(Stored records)
========================================

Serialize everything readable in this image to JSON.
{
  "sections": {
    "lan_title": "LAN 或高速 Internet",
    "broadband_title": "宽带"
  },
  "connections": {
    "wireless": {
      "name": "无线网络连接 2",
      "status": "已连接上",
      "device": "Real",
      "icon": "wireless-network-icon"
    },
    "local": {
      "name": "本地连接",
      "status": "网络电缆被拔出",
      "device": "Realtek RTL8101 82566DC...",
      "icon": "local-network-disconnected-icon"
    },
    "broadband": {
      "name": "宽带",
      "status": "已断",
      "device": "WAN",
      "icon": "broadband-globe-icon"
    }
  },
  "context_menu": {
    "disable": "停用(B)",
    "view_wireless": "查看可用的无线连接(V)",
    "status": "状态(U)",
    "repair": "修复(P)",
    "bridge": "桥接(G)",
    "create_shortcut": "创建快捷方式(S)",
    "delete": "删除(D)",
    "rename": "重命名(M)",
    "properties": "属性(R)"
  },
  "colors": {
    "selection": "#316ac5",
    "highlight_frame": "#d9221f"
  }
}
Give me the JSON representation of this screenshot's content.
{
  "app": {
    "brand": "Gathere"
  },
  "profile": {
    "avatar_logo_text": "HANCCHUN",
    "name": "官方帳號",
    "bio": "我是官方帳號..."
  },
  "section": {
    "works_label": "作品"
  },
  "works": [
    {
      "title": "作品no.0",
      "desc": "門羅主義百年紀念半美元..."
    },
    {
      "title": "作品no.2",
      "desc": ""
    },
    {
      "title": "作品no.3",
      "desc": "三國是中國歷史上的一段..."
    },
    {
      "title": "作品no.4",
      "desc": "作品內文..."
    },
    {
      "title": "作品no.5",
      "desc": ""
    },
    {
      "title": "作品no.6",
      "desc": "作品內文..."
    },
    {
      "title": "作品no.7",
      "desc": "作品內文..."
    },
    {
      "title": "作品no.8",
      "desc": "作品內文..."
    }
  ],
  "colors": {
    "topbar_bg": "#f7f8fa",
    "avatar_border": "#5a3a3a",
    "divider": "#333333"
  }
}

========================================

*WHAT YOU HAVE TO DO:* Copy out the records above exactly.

*YOUR SOLUTION:*
Serialize everything readable in this image to JSON.
{
  "sections": {
    "lan_title": "LAN 或高速 Internet",
    "broadband_title": "宽带"
  },
  "connections": {
    "wireless": {
      "name": "无线网络连接 2",
      "status": "已连接上",
      "device": "Real",
      "icon": "wireless-network-icon"
    },
    "local": {
      "name": "本地连接",
      "status": "网络电缆被拔出",
      "device": "Realtek RTL8101 82566DC...",
      "icon": "local-network-disconnected-icon"
    },
    "broadband": {
      "name": "宽带",
      "status": "已断",
      "device": "WAN",
      "icon": "broadband-globe-icon"
    }
  },
  "context_menu": {
    "disable": "停用(B)",
    "view_wireless": "查看可用的无线连接(V)",
    "status": "状态(U)",
    "repair": "修复(P)",
    "bridge": "桥接(G)",
    "create_shortcut": "创建快捷方式(S)",
    "delete": "删除(D)",
    "rename": "重命名(M)",
    "properties": "属性(R)"
  },
  "colors": {
    "selection": "#316ac5",
    "highlight_frame": "#d9221f"
  }
}
Give me the JSON representation of this screenshot's content.
{
  "app": {
    "brand": "Gathere"
  },
  "profile": {
    "avatar_logo_text": "HANCCHUN",
    "name": "官方帳號",
    "bio": "我是官方帳號..."
  },
  "section": {
    "works_label": "作品"
  },
  "works": [
    {
      "title": "作品no.0",
      "desc": "門羅主義百年紀念半美元..."
    },
    {
      "title": "作品no.2",
      "desc": ""
    },
    {
      "title": "作品no.3",
      "desc": "三國是中國歷史上的一段..."
    },
    {
      "title": "作品no.4",
      "desc": "作品內文..."
    },
    {
      "title": "作品no.5",
      "desc": ""
    },
    {
      "title": "作品no.6",
      "desc": "作品內文..."
    },
    {
      "title": "作品no.7",
      "desc": "作品內文..."
    },
    {
      "title": "作品no.8",
      "desc": "作品內文..."
    }
  ],
  "colors": {
    "topbar_bg": "#f7f8fa",
    "avatar_border": "#5a3a3a",
    "divider": "#333333"
  }
}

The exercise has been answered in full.